THE ED PUB: California is rich with rap history—how are you trying to carry the mantle of LA-based rap in this day and age?
G. PERICO: I’m not necessarily trying to carry it as much as I’m trying to take it to the next level and a place it’s never been before. That’s what everyone in the history books did. It’s up to me to take it to a place it hasn’t been. Some things, maybe, people won’t understand in the beginning, but it takes the music and culture to the next level.
THE ED PUB: Who do you cite as your biggest influences?
GP: There’s so many people that came before that did a great job. I pretty much study everybody. I would say E-40, Jay-Z, Snoop—and their careers are still going. We love longevity and being able to do what we do for life.
THE ED PUB: Have you felt that moment where you looked around the room you’re in and thought to yourself “I made it”? If so, how did that feel and can you describe the room you were in?
GP: I don’t really think I’ve felt it in a moment at a show or event or video or anywhere where I looked around and got a chance to reflect because everything is still a work in progress, even though I’m doing a million times better than a year ago and two years ago. I have looked back and been like, “Damn, you have grown.” All this is all from rap—why would I stop? So I have moments, but I know I need to keep going.

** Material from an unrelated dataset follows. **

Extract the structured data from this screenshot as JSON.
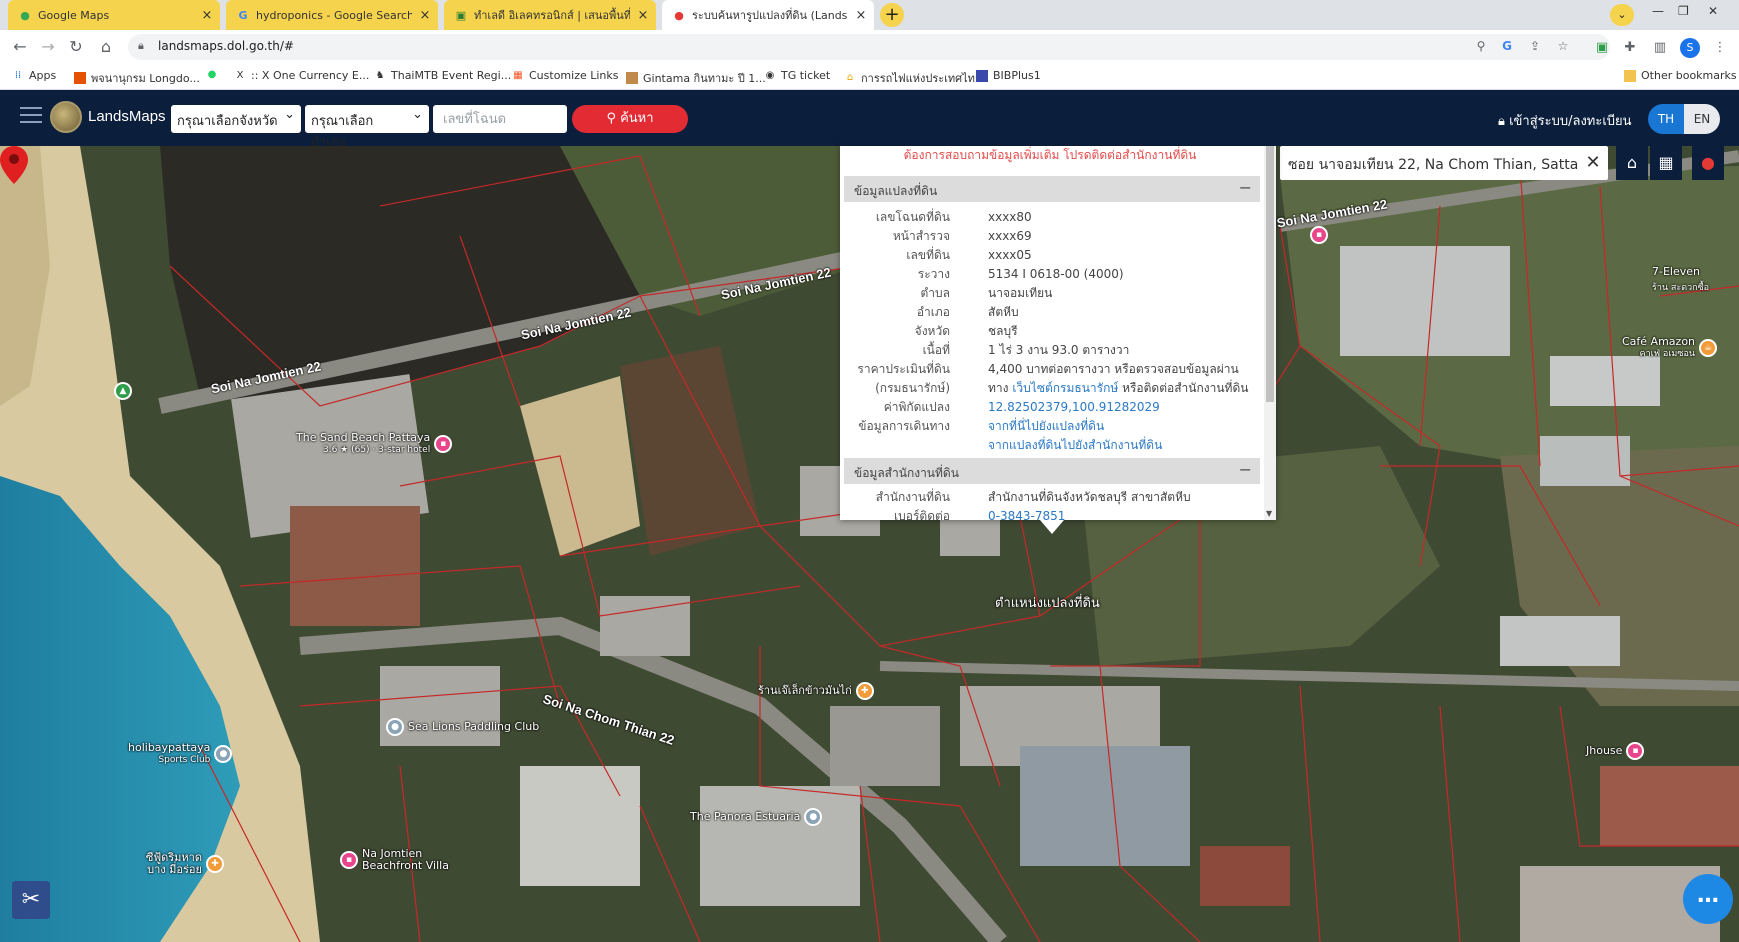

THE ED PUB: Is it true your uncle ran an indie record label? If so, how did that shape your career and how much were you able to learn about the music industry through that relationship?
GP: When my uncle was in his hey-day, I was like 5 or 6. I remember a lot, but it’s loose memories. I remember the studio being set up in the backhouse we had behind my grandma’s house and he used to come in and go out with boxes of tapes. I remember hitting weights and him sampling sounds. I actually did kind of clone everything I saw. When I first came in, CDs was going out—it was more a retro thing with vinyl and tapes. I was behind on where the industry was headed but I got my CDs out all across (LA) and that’s something I saw my uncle do, back when they sold tapes and music. His boxes were coming in and getting sold, mine were coming in and going out on the giveaway. I have a couple of studios now because of him having a studio. It helps my work be more potent. Seeing all that subconsciously helped me operate the way I do now.
THE ED PUB: You’ve talked about how your music can be a positive example—how did you come to the realization your music could offer something more, lyrically speaking? Do you consciously think of that when you’re creating music or does it come about more organically?
GP: When I’m creating, it comes naturally. As for the music, what you take from it can be a catch-22. It could be a positive example—but also, every artist is a walking contradiction. That’s what makes a good artist a great artist. I don’t think people feel one way throughout the whole day or whole week. You go through a gang of different emotions, different thoughts, different ideas. That’s what I do. Me being a human, I can’t be one way but I can just tell my experiences. For a person from the outside looking in that, I guess lives vicariously through others would see what I did, what I talk about but what I went through, the cause and effect—”This is what made me be like this, this is what happened after I was like this and then I had to do something different to be how I am today.” Hopefully, people can learn from my hard lessons and not experience them.